╔══

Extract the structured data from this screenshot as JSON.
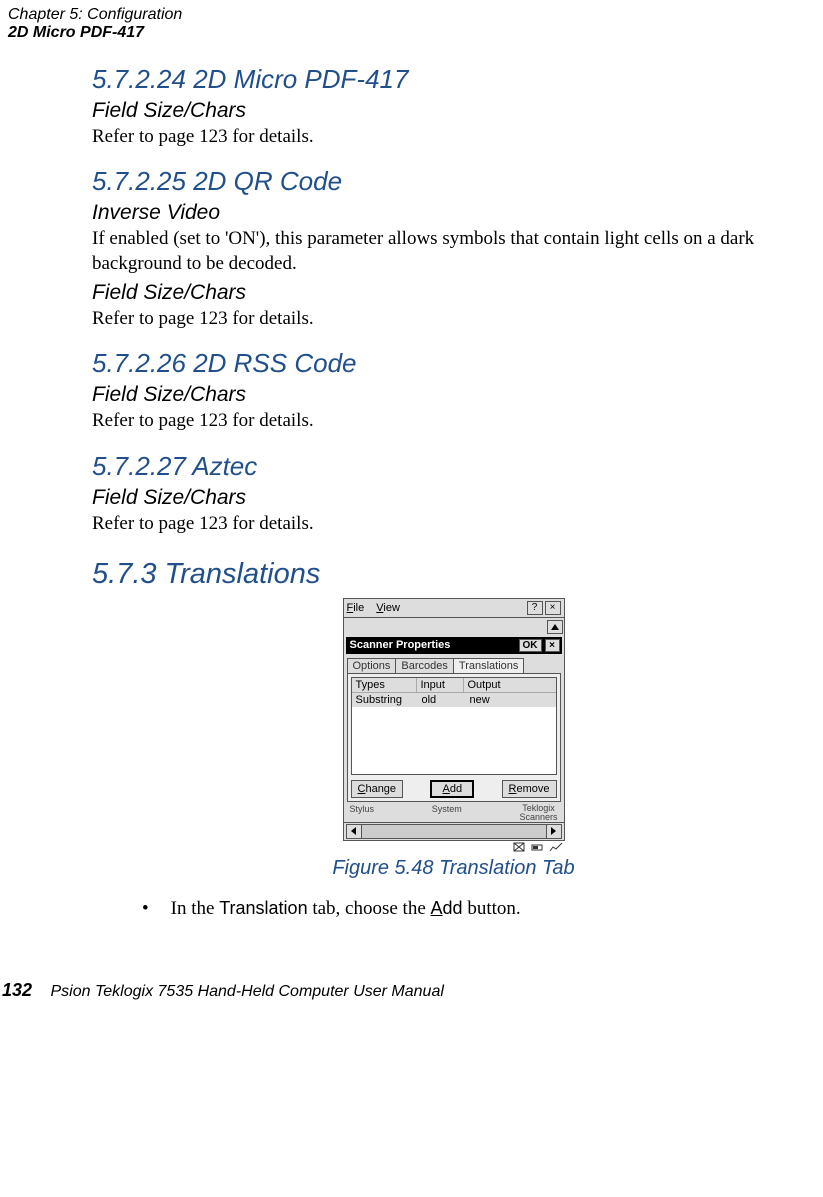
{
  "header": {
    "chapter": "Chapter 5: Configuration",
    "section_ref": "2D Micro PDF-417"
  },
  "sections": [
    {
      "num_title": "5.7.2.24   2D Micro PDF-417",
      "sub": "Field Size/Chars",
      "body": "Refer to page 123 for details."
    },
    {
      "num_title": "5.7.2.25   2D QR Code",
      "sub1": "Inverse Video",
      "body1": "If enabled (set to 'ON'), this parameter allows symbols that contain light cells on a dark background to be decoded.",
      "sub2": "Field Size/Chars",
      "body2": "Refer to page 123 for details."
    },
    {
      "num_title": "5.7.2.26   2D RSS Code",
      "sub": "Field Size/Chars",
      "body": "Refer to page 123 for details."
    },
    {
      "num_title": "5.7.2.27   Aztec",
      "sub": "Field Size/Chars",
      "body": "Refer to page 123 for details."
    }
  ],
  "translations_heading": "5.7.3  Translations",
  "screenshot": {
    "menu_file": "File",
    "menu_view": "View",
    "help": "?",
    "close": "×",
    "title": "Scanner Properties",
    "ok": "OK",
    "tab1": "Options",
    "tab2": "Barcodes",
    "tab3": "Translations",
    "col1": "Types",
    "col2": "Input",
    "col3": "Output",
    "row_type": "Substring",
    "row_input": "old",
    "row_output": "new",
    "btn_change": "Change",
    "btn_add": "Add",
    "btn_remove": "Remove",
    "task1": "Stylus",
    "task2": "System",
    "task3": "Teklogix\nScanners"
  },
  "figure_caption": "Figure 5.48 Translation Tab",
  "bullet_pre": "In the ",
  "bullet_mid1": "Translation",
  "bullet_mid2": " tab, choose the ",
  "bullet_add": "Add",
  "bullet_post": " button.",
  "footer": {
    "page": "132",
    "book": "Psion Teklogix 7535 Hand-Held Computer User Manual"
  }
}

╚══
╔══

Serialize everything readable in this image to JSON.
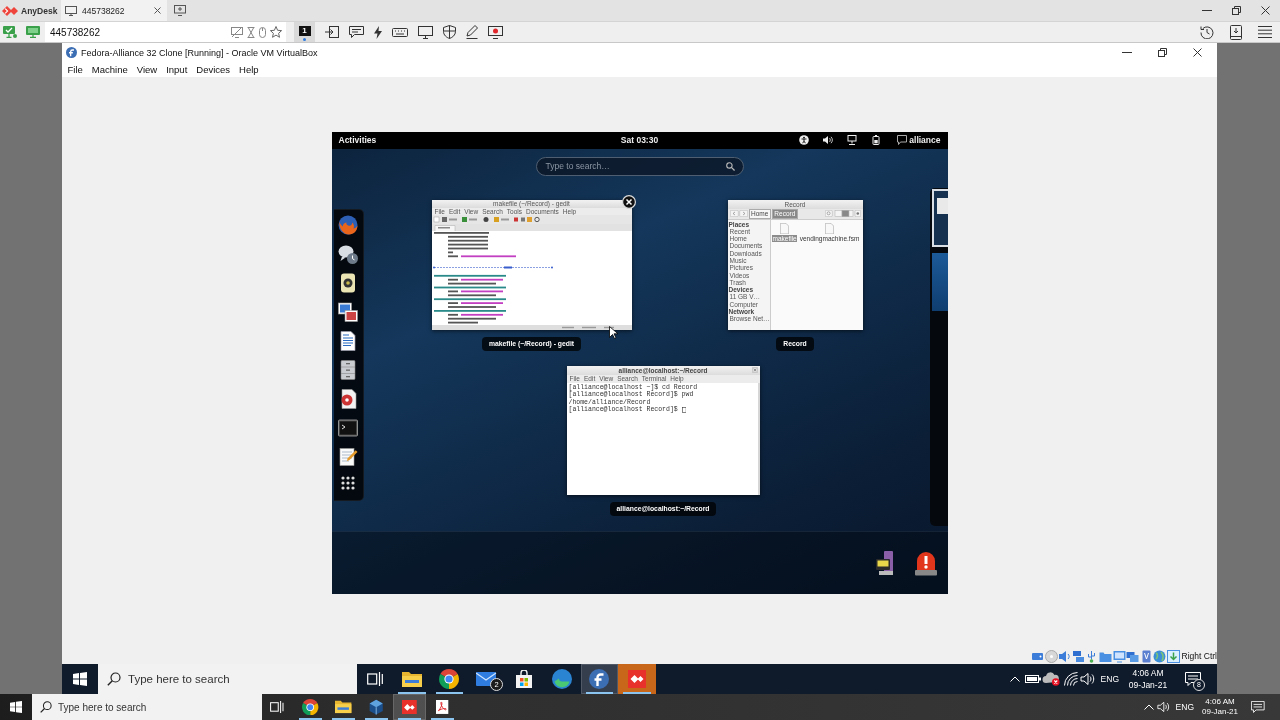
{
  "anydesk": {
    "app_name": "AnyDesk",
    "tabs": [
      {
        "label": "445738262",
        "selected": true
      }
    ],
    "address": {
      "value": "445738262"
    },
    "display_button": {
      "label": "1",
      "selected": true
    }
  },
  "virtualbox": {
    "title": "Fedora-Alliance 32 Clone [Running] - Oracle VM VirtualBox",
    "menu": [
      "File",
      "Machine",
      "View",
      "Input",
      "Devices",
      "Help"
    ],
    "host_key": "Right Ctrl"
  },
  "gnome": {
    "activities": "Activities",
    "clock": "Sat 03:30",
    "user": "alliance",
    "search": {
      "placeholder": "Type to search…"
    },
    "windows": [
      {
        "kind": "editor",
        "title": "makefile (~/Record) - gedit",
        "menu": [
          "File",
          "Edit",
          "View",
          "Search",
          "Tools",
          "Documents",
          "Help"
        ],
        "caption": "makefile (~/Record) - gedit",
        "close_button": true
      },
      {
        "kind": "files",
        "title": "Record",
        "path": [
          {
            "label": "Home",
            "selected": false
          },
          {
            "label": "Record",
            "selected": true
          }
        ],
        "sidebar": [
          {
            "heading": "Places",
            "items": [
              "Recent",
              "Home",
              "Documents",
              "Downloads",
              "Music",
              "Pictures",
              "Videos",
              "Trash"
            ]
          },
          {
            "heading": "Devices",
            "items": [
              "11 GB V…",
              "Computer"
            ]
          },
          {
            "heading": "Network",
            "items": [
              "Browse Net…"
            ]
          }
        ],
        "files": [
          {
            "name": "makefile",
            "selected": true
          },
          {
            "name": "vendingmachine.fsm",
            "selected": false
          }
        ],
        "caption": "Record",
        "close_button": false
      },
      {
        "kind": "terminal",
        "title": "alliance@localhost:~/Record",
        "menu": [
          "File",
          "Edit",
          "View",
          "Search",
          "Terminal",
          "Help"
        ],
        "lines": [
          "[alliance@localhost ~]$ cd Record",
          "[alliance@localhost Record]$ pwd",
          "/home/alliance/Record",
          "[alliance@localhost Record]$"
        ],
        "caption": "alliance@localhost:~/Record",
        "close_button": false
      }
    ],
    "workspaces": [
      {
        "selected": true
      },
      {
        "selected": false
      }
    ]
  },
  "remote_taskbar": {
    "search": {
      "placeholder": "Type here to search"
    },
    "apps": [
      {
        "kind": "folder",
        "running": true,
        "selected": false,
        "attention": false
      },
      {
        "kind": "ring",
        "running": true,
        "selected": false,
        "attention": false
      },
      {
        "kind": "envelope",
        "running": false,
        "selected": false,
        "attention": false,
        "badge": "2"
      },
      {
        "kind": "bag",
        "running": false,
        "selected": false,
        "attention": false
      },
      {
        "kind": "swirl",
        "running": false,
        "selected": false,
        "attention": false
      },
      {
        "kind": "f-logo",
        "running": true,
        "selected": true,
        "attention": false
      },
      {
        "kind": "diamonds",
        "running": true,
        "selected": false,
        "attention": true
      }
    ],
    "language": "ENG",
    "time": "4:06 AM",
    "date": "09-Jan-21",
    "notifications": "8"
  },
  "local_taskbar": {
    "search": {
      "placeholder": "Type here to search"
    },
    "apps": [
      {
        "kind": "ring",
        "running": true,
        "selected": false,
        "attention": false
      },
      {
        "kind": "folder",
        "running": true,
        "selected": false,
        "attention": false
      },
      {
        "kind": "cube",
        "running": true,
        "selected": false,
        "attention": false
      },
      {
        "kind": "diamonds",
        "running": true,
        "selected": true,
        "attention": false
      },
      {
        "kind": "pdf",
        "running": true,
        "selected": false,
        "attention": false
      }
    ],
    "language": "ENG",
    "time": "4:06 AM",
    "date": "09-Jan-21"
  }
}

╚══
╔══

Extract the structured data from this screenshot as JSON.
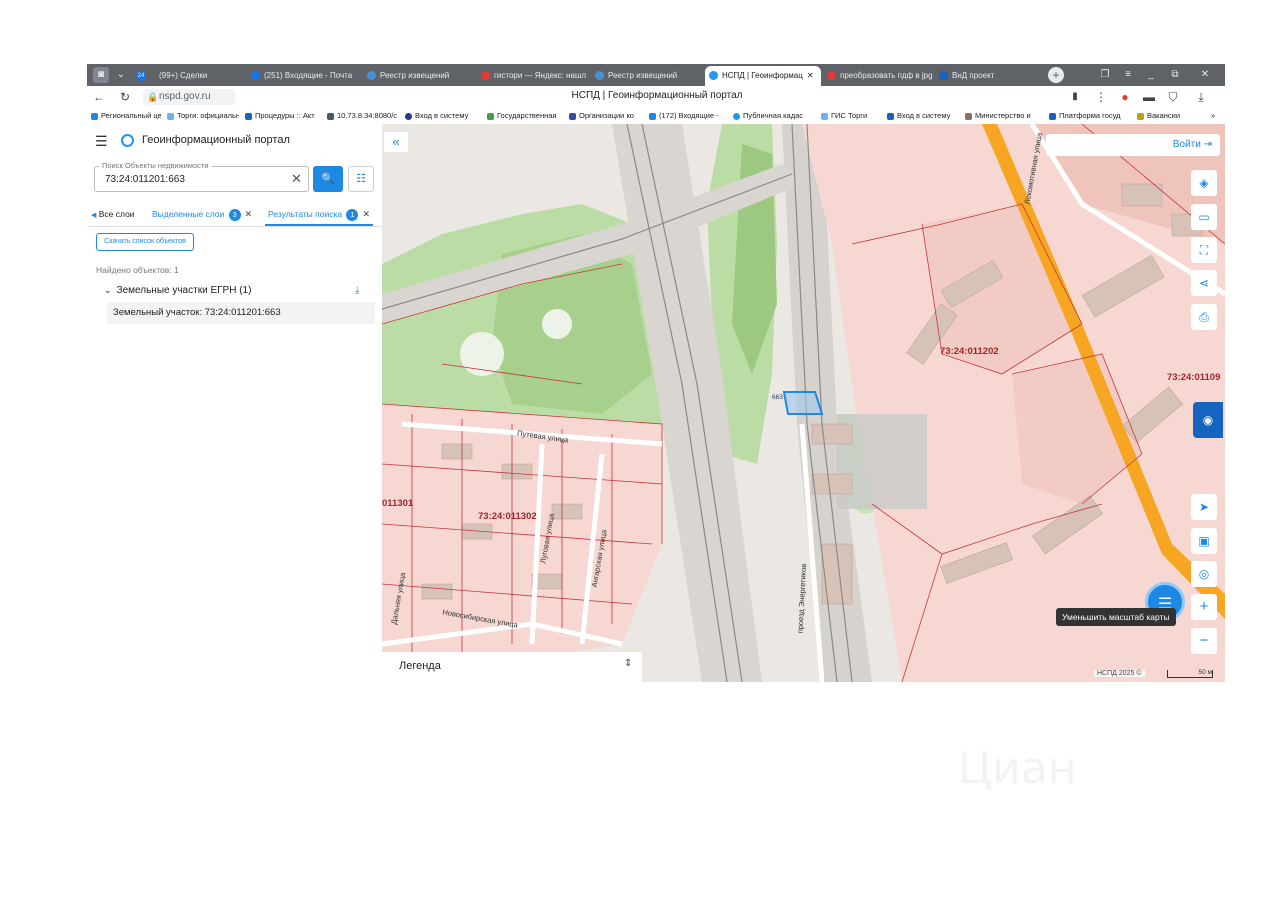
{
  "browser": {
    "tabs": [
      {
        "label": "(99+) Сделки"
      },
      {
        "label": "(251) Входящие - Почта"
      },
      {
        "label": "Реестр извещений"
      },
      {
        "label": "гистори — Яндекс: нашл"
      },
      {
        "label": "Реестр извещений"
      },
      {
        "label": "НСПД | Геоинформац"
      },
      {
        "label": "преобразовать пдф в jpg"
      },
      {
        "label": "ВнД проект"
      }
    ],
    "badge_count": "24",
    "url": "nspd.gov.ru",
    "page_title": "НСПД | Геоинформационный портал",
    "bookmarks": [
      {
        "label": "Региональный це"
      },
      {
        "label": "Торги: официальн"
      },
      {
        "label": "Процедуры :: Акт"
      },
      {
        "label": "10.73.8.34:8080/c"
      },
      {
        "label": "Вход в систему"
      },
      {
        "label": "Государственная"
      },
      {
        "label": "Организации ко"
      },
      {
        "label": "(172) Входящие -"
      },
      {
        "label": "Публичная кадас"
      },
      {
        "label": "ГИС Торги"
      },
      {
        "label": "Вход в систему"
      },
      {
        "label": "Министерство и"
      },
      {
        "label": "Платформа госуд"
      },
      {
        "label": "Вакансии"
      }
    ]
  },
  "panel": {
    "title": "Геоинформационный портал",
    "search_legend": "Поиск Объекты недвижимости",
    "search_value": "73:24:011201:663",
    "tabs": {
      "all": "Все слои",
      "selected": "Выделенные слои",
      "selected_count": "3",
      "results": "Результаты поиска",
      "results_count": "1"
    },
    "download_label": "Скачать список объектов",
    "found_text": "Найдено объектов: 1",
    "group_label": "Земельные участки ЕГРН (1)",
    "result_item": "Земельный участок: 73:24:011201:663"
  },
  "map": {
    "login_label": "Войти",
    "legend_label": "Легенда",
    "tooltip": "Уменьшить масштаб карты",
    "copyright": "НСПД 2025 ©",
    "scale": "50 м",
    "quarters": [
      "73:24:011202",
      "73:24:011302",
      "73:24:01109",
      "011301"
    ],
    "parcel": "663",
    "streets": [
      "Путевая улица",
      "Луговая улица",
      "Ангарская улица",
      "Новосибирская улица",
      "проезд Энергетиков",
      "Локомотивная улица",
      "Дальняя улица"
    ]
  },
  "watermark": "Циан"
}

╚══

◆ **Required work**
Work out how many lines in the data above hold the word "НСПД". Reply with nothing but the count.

◆ **Answer space**
3